According to networking hardware manufacturers, setting up your home network is more complicated than just purchasing and putting in a router. However, this does not imply that it must be a nightmare.
1. Setup your Wireless Router
The router connects your home network to the Internet. It is also the way via which all of your network’s gadgets connect with one other. For those who haven’t already done so, our shopping guide to the best wireless router will help you narrow down your options and make an informed decision. 802.11n routers or 802.11ac routers are both available. See: Is it worth buying an 802.11ac router?
Your router must have a network adapter for every device you plan on connecting to it. Your network’s “clients” are the devices on this list. 802.11n adapters will be standard on all new laptops (some will support 802.11ac, even). Compatibility adapters are available for older laptops and desktops. The first step is to connect your router to a modem provided by your Internet service provider (ISP) via an Ethernet connection.
2. Lockdown the Router’s Interface
Step two is to access the router’s web-based interface (some companies call this the management console). When a laptop is connected to the network, a browser can view the interface. Do you have any ideas on how to go about this? The default IP address, administrator account, and password are all included with routers. 192.168.1.1 Is the default IP address for most Cisco/Linksys routers, and the administrator account and password are both set to “admin.”
To connect to the router for setup, you’ll need to adjust the IP settings on your laptop to match the routers. As a result, you may use your laptop to access your router’s configuration software on the go.Connect your laptop’s Ethernet port to the other end of an Ethernet cable connected to the router’s LAN port. Open “Network and Internet” and then “Network and Sharing Center” on a Windows 7 computer connected to the router via Ethernet, for example.
3. Set up Security and IP Addresses

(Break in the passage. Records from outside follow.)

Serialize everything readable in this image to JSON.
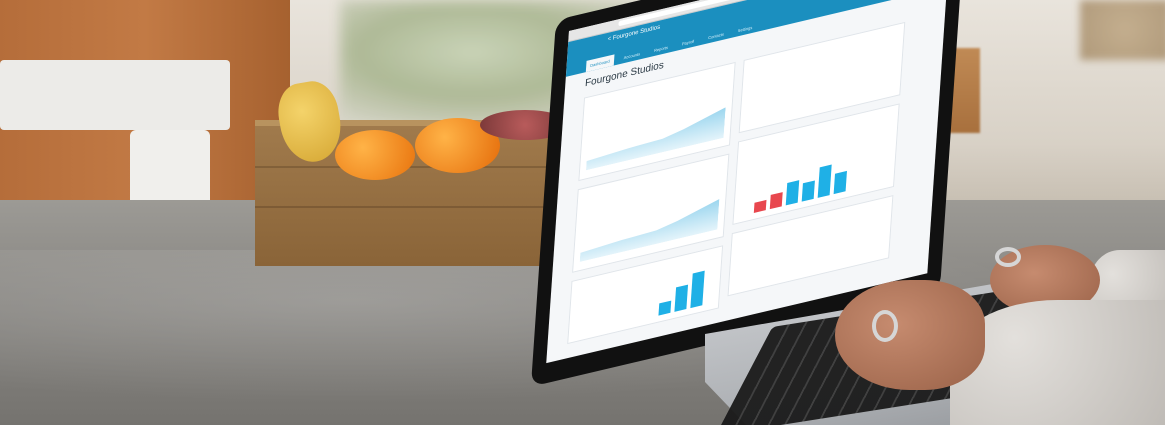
{
  "photo": {
    "subject": "laptop-on-kitchen-counter",
    "screen": {
      "app_name": "< Fourgone Studios",
      "page_title": "Fourgone Studios",
      "tabs": [
        {
          "label": "Dashboard",
          "active": true
        },
        {
          "label": "Accounts",
          "active": false
        },
        {
          "label": "Reports",
          "active": false
        },
        {
          "label": "Payroll",
          "active": false
        },
        {
          "label": "Contacts",
          "active": false
        },
        {
          "label": "Settings",
          "active": false
        }
      ],
      "accent_color": "#1b8fbf",
      "bar_colors": {
        "positive": "#1fb0e6",
        "negative": "#e8474e"
      }
    }
  }
}
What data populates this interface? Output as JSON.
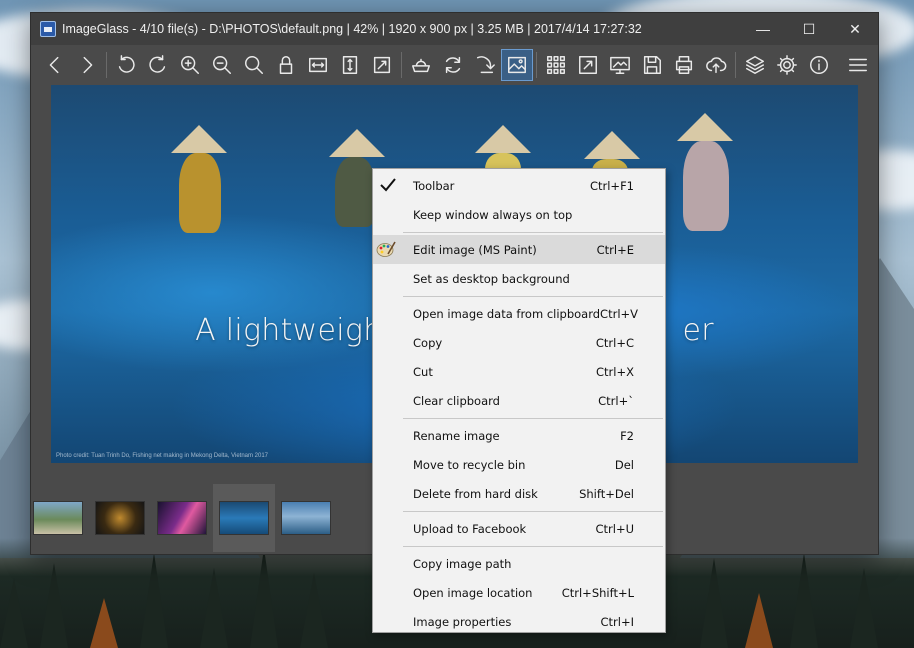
{
  "window": {
    "title": "ImageGlass - 4/10 file(s) - D:\\PHOTOS\\default.png  |  42%  |  1920 x 900 px  |  3.25 MB  |  2017/4/14 17:27:32",
    "min_glyph": "—",
    "max_glyph": "☐",
    "close_glyph": "✕"
  },
  "toolbar": {
    "buttons": [
      "back-icon",
      "forward-icon",
      "rotate-left-icon",
      "rotate-right-icon",
      "zoom-in-icon",
      "zoom-out-icon",
      "actual-size-icon",
      "lock-zoom-icon",
      "fit-width-icon",
      "fit-height-icon",
      "scale-to-fit-icon",
      "open-with-icon",
      "refresh-icon",
      "go-to-image-icon",
      "view-image-icon",
      "thumbnail-grid-icon",
      "fullscreen-icon",
      "slideshow-icon",
      "save-icon",
      "print-icon",
      "upload-icon",
      "plugins-icon",
      "settings-icon",
      "about-icon",
      "menu-icon"
    ],
    "active": "view-image-icon"
  },
  "viewer": {
    "overlay_text_left": "A lightweigh",
    "overlay_text_right": "er",
    "credit": "Photo credit: Tuan Trinh Do, Fishing net making in Mekong Delta, Vietnam 2017"
  },
  "context_menu": {
    "groups": [
      [
        {
          "label": "Toolbar",
          "shortcut": "Ctrl+F1",
          "checked": true
        },
        {
          "label": "Keep window always on top",
          "shortcut": ""
        }
      ],
      [
        {
          "label": "Edit image (MS Paint)",
          "shortcut": "Ctrl+E",
          "icon": "paint-palette-icon",
          "highlighted": true
        },
        {
          "label": "Set as desktop background",
          "shortcut": ""
        }
      ],
      [
        {
          "label": "Open image data from clipboard",
          "shortcut": "Ctrl+V"
        },
        {
          "label": "Copy",
          "shortcut": "Ctrl+C"
        },
        {
          "label": "Cut",
          "shortcut": "Ctrl+X"
        },
        {
          "label": "Clear clipboard",
          "shortcut": "Ctrl+`"
        }
      ],
      [
        {
          "label": "Rename image",
          "shortcut": "F2"
        },
        {
          "label": "Move to recycle bin",
          "shortcut": "Del"
        },
        {
          "label": "Delete from hard disk",
          "shortcut": "Shift+Del"
        }
      ],
      [
        {
          "label": "Upload to Facebook",
          "shortcut": "Ctrl+U"
        }
      ],
      [
        {
          "label": "Copy image path",
          "shortcut": ""
        },
        {
          "label": "Open image location",
          "shortcut": "Ctrl+Shift+L"
        },
        {
          "label": "Image properties",
          "shortcut": "Ctrl+I"
        }
      ]
    ]
  },
  "colors": {
    "window_bg": "#4a4a4a",
    "titlebar_bg": "#3f3f3f",
    "menu_bg": "#f2f2f2",
    "menu_highlight": "#dadada",
    "active_tool": "#3a5f86"
  }
}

Setting up your network security, including SSID and IP address, comes next after gaining access to the router. To avoid having your capacity and maybe your data stolen by a neighbor, you must implement adequate security measures. Devices on your network interact with the router using their IP addresses; therefore, understanding IP addressing is critical.
The router’s administration interface is where you’ll make all of these adjustments. Typically, these options are found in the “Basic” section of the UI. Other options include “Security” and “Wireless Settings.” After completing these procedures, you should contact the router’s manufacturer if you didn’t locate the configuration settings on the router’s interface pages.
4. Reservation for DHCP
DHCP Reservation is a great practice for individuals who plan to connect servers, NAS devices, or other devices that may be accessed from outside your network. In layman’s terms, it implies notifying the router that a given device will always use a specific IP address that has been “reserved” for it.
My router’s IP address is 192.168.1.1. My email server’s IP address is 192.168.1.2, readily available to me. I may assign 192.168.1.3 to a third device, such as my NAS server, and so on. You don’t want to modify the first three sets of numbers for most home networks. The first three sets of digits, known as “octets,” must be retained to comply with IP addressing requirements.